▸ Given entries
____________________
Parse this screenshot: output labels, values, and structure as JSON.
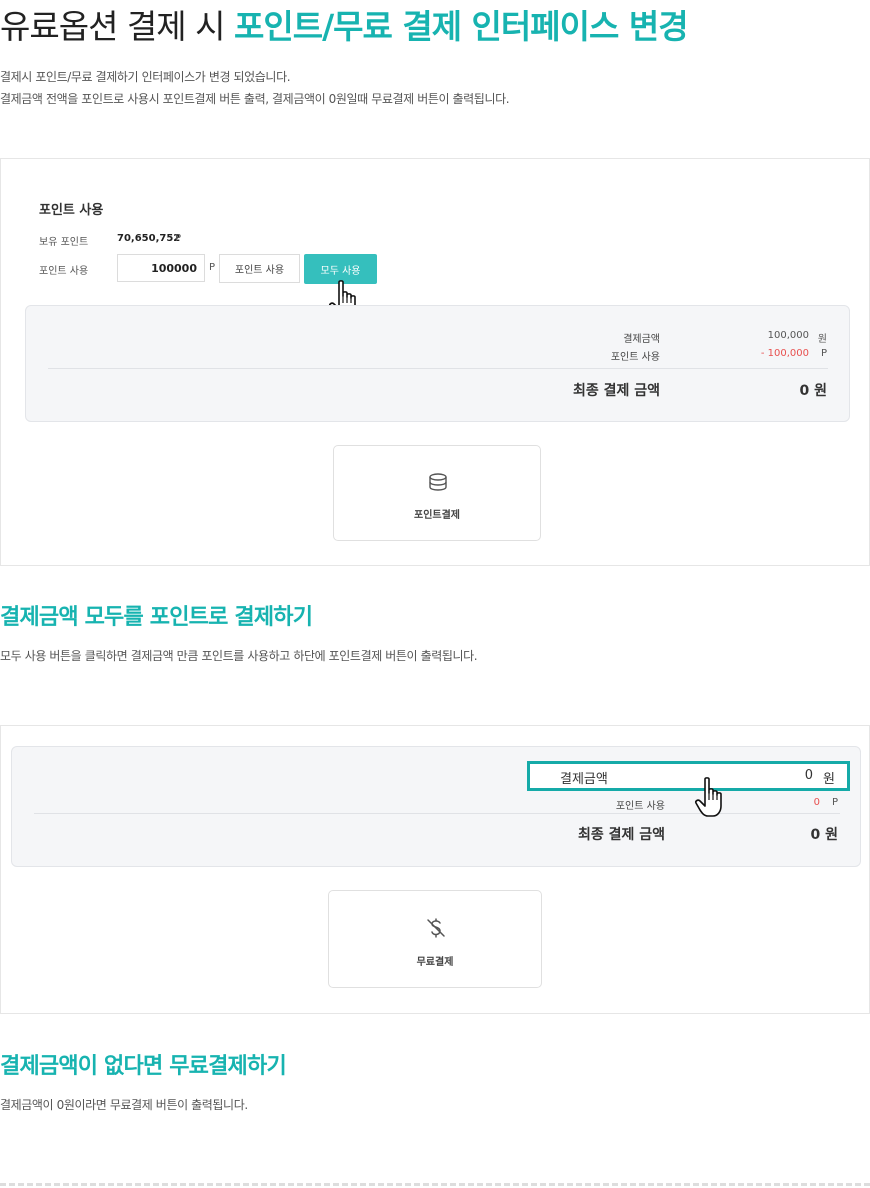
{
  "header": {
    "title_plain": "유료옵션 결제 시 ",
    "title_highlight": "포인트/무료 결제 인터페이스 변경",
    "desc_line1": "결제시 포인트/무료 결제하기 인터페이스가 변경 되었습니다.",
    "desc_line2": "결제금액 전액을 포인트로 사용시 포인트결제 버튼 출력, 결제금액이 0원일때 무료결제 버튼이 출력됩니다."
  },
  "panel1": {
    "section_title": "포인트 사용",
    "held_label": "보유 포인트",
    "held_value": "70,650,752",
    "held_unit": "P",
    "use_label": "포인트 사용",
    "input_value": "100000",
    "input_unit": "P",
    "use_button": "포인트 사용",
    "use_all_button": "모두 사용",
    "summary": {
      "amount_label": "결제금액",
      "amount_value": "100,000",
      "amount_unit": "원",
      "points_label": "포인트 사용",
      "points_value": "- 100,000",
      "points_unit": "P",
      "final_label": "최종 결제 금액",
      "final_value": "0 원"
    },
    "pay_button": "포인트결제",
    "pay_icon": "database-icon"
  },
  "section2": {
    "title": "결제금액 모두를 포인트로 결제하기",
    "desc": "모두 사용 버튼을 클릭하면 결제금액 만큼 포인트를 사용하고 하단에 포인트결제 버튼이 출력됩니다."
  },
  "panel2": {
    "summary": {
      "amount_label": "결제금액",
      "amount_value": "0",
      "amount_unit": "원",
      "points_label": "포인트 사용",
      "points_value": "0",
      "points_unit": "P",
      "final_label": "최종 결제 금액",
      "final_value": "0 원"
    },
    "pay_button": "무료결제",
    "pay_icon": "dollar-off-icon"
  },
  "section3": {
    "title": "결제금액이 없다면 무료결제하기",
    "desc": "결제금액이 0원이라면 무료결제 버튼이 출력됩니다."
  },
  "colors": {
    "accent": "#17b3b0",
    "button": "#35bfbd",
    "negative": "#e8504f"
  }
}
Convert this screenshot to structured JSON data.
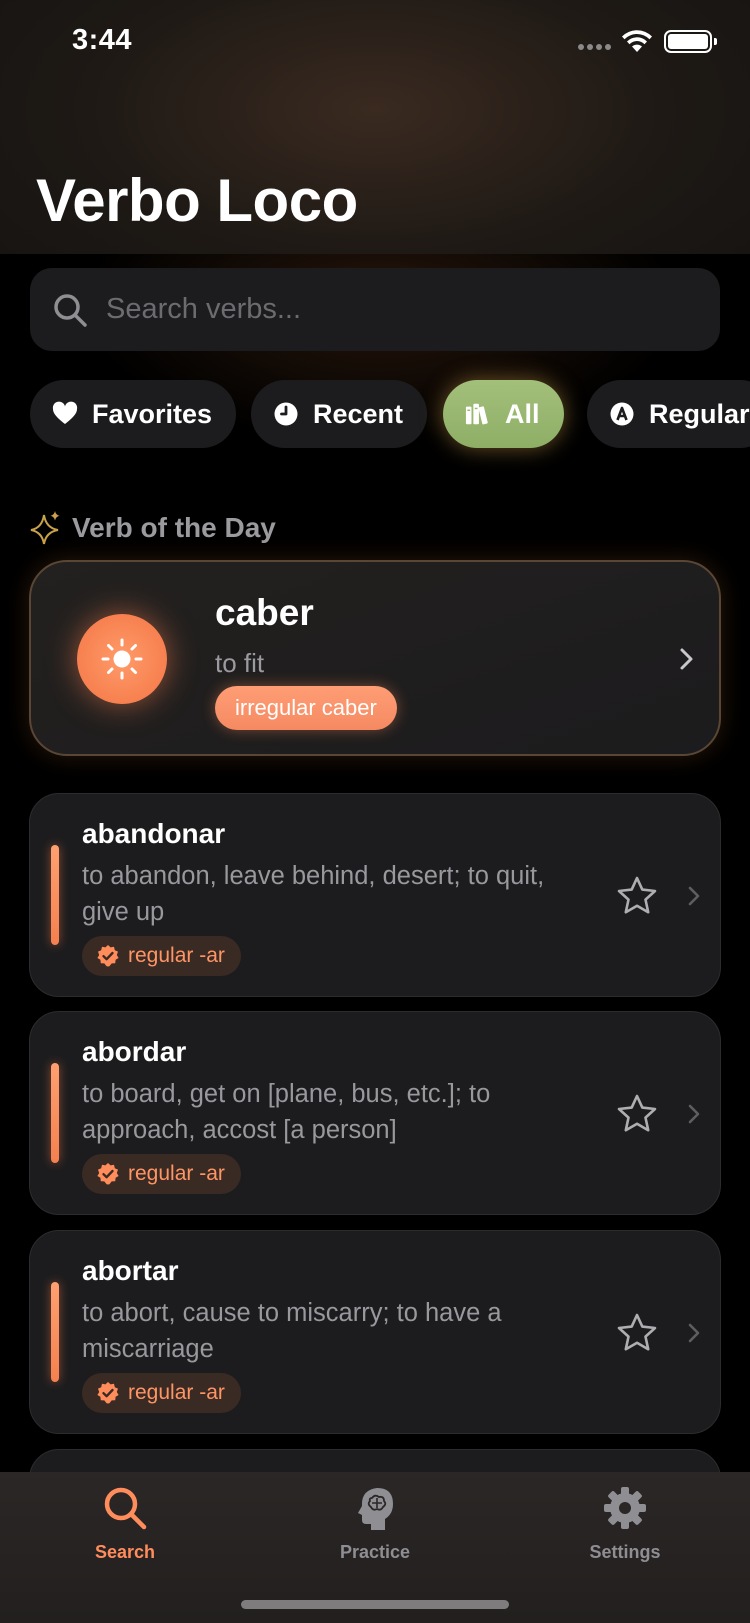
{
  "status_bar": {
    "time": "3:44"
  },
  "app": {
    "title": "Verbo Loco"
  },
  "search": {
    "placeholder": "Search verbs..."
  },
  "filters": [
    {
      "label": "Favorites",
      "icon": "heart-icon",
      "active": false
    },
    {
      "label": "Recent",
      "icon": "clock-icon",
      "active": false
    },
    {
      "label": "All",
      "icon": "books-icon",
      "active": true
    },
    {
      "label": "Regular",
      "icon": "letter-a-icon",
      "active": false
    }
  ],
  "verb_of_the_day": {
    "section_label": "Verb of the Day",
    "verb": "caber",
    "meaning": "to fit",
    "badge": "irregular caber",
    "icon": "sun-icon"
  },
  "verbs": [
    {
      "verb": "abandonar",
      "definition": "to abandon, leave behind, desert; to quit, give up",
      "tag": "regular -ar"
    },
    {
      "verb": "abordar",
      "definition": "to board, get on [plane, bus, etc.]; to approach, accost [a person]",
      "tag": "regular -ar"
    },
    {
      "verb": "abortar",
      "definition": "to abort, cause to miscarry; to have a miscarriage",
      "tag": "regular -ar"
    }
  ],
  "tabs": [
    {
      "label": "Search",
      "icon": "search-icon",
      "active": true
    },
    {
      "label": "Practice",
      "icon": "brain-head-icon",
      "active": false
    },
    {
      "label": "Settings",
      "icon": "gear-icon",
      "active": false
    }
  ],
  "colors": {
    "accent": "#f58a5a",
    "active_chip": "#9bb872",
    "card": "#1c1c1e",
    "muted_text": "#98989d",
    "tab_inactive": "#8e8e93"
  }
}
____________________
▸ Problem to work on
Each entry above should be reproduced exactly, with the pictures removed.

▸ Result of the task
Parse this screenshot: output labels, values, and structure as JSON.
{
  "header": {
    "title_plain": "유료옵션 결제 시 ",
    "title_highlight": "포인트/무료 결제 인터페이스 변경",
    "desc_line1": "결제시 포인트/무료 결제하기 인터페이스가 변경 되었습니다.",
    "desc_line2": "결제금액 전액을 포인트로 사용시 포인트결제 버튼 출력, 결제금액이 0원일때 무료결제 버튼이 출력됩니다."
  },
  "panel1": {
    "section_title": "포인트 사용",
    "held_label": "보유 포인트",
    "held_value": "70,650,752",
    "held_unit": "P",
    "use_label": "포인트 사용",
    "input_value": "100000",
    "input_unit": "P",
    "use_button": "포인트 사용",
    "use_all_button": "모두 사용",
    "summary": {
      "amount_label": "결제금액",
      "amount_value": "100,000",
      "amount_unit": "원",
      "points_label": "포인트 사용",
      "points_value": "- 100,000",
      "points_unit": "P",
      "final_label": "최종 결제 금액",
      "final_value": "0 원"
    },
    "pay_button": "포인트결제",
    "pay_icon": "database-icon"
  },
  "section2": {
    "title": "결제금액 모두를 포인트로 결제하기",
    "desc": "모두 사용 버튼을 클릭하면 결제금액 만큼 포인트를 사용하고 하단에 포인트결제 버튼이 출력됩니다."
  },
  "panel2": {
    "summary": {
      "amount_label": "결제금액",
      "amount_value": "0",
      "amount_unit": "원",
      "points_label": "포인트 사용",
      "points_value": "0",
      "points_unit": "P",
      "final_label": "최종 결제 금액",
      "final_value": "0 원"
    },
    "pay_button": "무료결제",
    "pay_icon": "dollar-off-icon"
  },
  "section3": {
    "title": "결제금액이 없다면 무료결제하기",
    "desc": "결제금액이 0원이라면 무료결제 버튼이 출력됩니다."
  },
  "colors": {
    "accent": "#17b3b0",
    "button": "#35bfbd",
    "negative": "#e8504f"
  }
}
Convert this screenshot to structured JSON data.
{
  "status_bar": {
    "time": "3:44"
  },
  "app": {
    "title": "Verbo Loco"
  },
  "search": {
    "placeholder": "Search verbs..."
  },
  "filters": [
    {
      "label": "Favorites",
      "icon": "heart-icon",
      "active": false
    },
    {
      "label": "Recent",
      "icon": "clock-icon",
      "active": false
    },
    {
      "label": "All",
      "icon": "books-icon",
      "active": true
    },
    {
      "label": "Regular",
      "icon": "letter-a-icon",
      "active": false
    }
  ],
  "verb_of_the_day": {
    "section_label": "Verb of the Day",
    "verb": "caber",
    "meaning": "to fit",
    "badge": "irregular caber",
    "icon": "sun-icon"
  },
  "verbs": [
    {
      "verb": "abandonar",
      "definition": "to abandon, leave behind, desert; to quit, give up",
      "tag": "regular -ar"
    },
    {
      "verb": "abordar",
      "definition": "to board, get on [plane, bus, etc.]; to approach, accost [a person]",
      "tag": "regular -ar"
    },
    {
      "verb": "abortar",
      "definition": "to abort, cause to miscarry; to have a miscarriage",
      "tag": "regular -ar"
    }
  ],
  "tabs": [
    {
      "label": "Search",
      "icon": "search-icon",
      "active": true
    },
    {
      "label": "Practice",
      "icon": "brain-head-icon",
      "active": false
    },
    {
      "label": "Settings",
      "icon": "gear-icon",
      "active": false
    }
  ],
  "colors": {
    "accent": "#f58a5a",
    "active_chip": "#9bb872",
    "card": "#1c1c1e",
    "muted_text": "#98989d",
    "tab_inactive": "#8e8e93"
  }
}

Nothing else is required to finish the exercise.